Discussion Questions

  1. Discuss the relationships between Nath, Lydia, and Hannah. How do the siblings both understand and mystify one another?
  2. Why do you think Lydia is the favorite child of James and Marilyn? How does this pressure affect Lydia, and what kind of impact do you think it has on Nath and Hannah? Do you think it is more difficult for Lydia to be the favorite, or for Nath and Hannah, who are often overlooked by their parents?
  3. “So part of him wanted to tell Nath that he knew: what it was like to be teased, what it was like to never fit in. The other part of him wanted to shake his son, to slap him.
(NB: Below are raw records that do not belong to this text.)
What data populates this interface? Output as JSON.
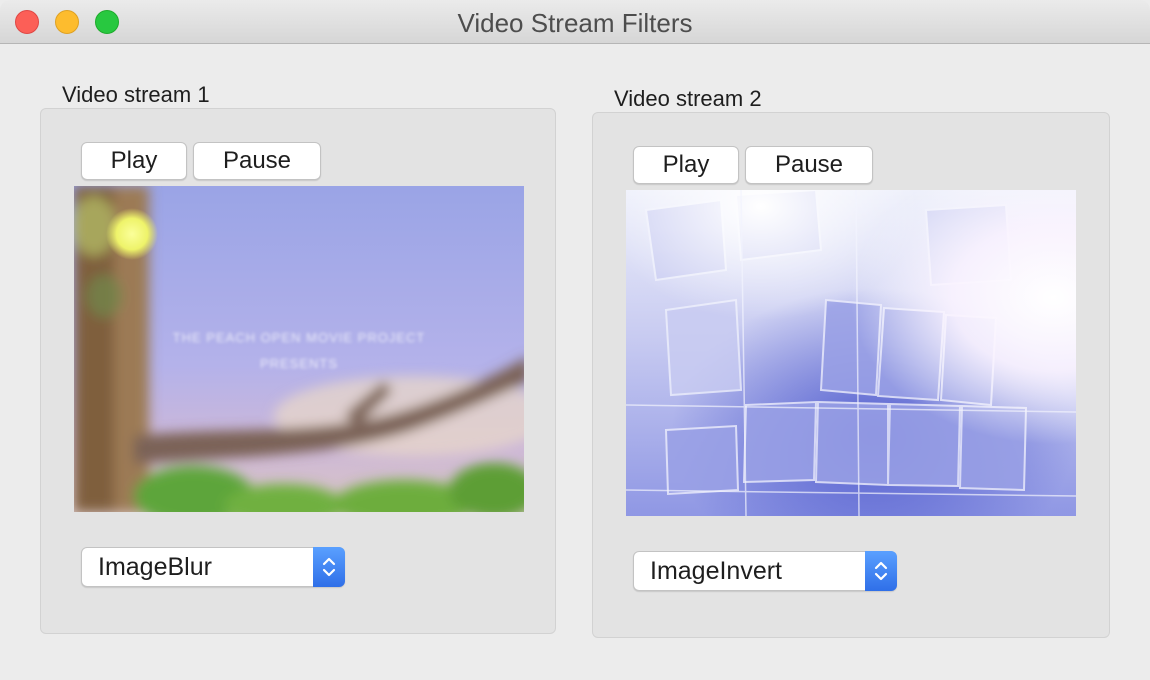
{
  "window": {
    "title": "Video Stream Filters"
  },
  "streams": [
    {
      "label": "Video stream 1",
      "play_label": "Play",
      "pause_label": "Pause",
      "filter_value": "ImageBlur",
      "frame_caption_line1": "THE PEACH OPEN MOVIE PROJECT",
      "frame_caption_line2": "PRESENTS"
    },
    {
      "label": "Video stream 2",
      "play_label": "Play",
      "pause_label": "Pause",
      "filter_value": "ImageInvert"
    }
  ],
  "colors": {
    "accent": "#3478f6",
    "close": "#fc5f57",
    "minimize": "#fdbc2e",
    "maximize": "#28c840"
  }
}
To shape him into something different. . . . When Marilyn asked what happened, James said merely, with a wave of the hand, ‘Some kids teased him at the pool yesterday. He needs to learn to take a joke.’”
    How did you react to the “Marco Polo” pool scene with James and Nath? What do you think of James’s decision?
  4. Discuss a situation in which you’ve felt like an outsider. How do the members of the Lee family deal with being measured against stereotypes and others’ perceptions?
  5. What is the meaning of the novel’s title? To whom do the “I” and “you” refer?
  6. What would have happened if Lydia had reached the dock? Do you think she would have been able to change her parents’ views and expectations of her?
  7. This novel says a great deal about the influence our parents can have on us. Do you think the same issues will affect the next generation of Lees? How did your parents influence your childhood?
  8. “It struck her then, as if someone had said it aloud: her mother was dead, and the only thing worth remembering about her, in the end, was that she cooked. Marilyn thought uneasily of her own life, of hours spent making breakfasts, serving dinners, packing lunches into neat paper bags.”
    Discuss the relationship Marilyn and her mother have to cooking and their roles as stay-at-home mothers. Do you think one is happier or more satisfied?
  9. The footprint on the ceiling brings Nath and Lydia closer when they are young, and later, Hannah and James discover it together and laugh. What other objects bring the characters closer together or drive them further apart?
  10. There’s so much that the characters keep to themselves. What do you wish they had shared with one another? Do you think an ability to better express themselves would have changed the outcome of the book?